StrangerDanger: Finding Security Vulnerabilities Before They Find You! by Liran Tal
Open source modules on the NPM ecosystem are undoubtedly awesome. However, they also represent an undeniable and massive risk. You’re introducing someone else’s code into your system, often with little or no scrutiny. The wrong package can introduce severe vulnerabilities into your application, exposing your application and your user's data.
This talk will use a sample application, Goof, which uses various vulnerable dependencies, which we will exploit as an attacker would. For each issue, we'll explain why it happened, show its impact, and – most importantly – see how to avoid or fix it.

Testing presentation components visually by Balázs Korossy-Khayll
You have written all the unit tests, integration and e2e tests imaginable to your project, your code coverage is in the skies, you are sure that everything is in working order, your application is ready to ship. Or is it? Frontend developers often face the challenge that even a plethora of tests don’t cover visual differences, and while the functionality might be working and protected by tests, we don’t know much about the layout’s and visual styles’ correctness.
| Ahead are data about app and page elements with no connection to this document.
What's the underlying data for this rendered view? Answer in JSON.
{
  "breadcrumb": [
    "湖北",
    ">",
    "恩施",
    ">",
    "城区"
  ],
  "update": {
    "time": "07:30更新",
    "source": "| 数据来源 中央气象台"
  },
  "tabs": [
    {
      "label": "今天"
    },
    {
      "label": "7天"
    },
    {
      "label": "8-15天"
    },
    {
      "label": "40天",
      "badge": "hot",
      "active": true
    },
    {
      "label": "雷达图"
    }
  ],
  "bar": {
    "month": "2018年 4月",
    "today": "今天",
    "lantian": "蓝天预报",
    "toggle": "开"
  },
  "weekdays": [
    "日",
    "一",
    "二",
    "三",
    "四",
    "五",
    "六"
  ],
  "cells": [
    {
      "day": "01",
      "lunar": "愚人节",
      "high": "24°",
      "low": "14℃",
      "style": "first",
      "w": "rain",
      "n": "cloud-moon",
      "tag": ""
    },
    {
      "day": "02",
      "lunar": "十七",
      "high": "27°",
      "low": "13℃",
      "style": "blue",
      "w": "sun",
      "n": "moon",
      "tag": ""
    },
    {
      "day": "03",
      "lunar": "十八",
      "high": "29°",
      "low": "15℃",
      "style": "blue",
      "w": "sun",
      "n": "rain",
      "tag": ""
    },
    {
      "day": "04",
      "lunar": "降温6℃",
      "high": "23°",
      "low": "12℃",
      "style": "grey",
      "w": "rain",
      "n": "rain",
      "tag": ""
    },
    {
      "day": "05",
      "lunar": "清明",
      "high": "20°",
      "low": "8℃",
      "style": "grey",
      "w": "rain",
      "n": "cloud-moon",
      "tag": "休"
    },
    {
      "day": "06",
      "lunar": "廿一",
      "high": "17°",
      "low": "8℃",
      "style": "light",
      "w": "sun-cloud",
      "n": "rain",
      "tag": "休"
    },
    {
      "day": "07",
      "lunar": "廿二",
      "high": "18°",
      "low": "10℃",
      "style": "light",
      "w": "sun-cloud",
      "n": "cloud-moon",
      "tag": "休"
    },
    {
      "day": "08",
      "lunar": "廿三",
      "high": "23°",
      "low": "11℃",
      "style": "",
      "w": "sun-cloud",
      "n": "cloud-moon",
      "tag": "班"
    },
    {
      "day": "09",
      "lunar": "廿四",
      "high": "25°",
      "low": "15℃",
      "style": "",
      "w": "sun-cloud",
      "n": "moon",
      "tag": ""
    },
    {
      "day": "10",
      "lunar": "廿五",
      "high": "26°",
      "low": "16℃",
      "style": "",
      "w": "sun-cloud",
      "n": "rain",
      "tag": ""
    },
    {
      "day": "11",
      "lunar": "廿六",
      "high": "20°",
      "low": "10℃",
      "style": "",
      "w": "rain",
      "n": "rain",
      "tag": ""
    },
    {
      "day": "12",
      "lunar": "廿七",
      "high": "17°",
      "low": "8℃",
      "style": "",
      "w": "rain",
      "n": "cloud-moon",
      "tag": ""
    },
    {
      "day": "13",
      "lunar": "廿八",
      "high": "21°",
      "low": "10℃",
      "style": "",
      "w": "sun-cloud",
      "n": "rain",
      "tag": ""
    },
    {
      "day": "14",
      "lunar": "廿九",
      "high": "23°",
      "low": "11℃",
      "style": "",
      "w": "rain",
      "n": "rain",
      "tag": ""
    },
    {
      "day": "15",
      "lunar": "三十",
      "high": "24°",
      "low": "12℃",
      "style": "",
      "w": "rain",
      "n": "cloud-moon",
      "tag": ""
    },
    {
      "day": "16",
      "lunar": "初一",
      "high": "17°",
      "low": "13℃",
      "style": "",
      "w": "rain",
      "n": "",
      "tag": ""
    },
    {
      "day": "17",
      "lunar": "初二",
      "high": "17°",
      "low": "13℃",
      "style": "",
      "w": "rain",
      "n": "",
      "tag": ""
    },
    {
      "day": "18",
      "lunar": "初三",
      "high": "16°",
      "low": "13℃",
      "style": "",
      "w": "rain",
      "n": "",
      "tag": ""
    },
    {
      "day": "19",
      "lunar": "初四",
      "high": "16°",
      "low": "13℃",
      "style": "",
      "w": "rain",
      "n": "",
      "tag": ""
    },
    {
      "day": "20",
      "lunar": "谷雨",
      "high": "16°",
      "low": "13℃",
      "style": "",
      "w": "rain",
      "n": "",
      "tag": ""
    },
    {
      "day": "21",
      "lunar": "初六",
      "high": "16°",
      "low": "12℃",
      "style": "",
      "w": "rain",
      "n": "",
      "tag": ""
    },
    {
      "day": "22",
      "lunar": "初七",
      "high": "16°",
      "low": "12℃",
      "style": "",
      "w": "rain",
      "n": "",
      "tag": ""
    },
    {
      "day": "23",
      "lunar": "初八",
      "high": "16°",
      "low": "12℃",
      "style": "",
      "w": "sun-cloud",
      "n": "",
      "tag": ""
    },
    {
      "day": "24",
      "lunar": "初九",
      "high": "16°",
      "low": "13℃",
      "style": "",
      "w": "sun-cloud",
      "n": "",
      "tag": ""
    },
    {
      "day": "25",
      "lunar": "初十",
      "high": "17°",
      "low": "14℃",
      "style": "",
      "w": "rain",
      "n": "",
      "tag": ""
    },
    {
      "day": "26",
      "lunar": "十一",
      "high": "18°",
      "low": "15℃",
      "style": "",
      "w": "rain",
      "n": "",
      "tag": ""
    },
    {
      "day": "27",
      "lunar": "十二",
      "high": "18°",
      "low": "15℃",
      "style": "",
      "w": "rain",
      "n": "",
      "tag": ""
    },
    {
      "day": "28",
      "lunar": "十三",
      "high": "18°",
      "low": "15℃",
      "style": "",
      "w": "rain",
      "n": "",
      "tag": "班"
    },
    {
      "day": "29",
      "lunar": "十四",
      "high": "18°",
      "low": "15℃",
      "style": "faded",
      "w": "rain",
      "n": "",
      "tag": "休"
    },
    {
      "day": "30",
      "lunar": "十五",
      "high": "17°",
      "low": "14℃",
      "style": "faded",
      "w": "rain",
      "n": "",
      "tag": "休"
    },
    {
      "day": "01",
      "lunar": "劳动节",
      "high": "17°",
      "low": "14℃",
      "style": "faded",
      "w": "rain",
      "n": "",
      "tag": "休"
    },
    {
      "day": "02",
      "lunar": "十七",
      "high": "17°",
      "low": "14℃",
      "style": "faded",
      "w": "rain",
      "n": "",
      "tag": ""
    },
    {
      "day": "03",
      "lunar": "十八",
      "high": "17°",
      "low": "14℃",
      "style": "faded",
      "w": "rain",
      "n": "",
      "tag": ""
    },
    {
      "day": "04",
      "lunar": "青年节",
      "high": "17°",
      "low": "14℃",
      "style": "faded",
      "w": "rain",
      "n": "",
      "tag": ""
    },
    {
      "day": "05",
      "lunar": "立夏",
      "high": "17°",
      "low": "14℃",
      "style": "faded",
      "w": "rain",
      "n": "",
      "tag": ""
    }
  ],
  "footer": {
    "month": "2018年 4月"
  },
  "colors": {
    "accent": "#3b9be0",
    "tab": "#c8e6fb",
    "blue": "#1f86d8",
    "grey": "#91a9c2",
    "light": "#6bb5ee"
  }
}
Writing unit tests or manual testing for visual styles is tiresome and error-prone, so at BlackRock we came up with a better solution. Using Storybook we have developed a way of comparing visual differences of the rendered images of our presentational components.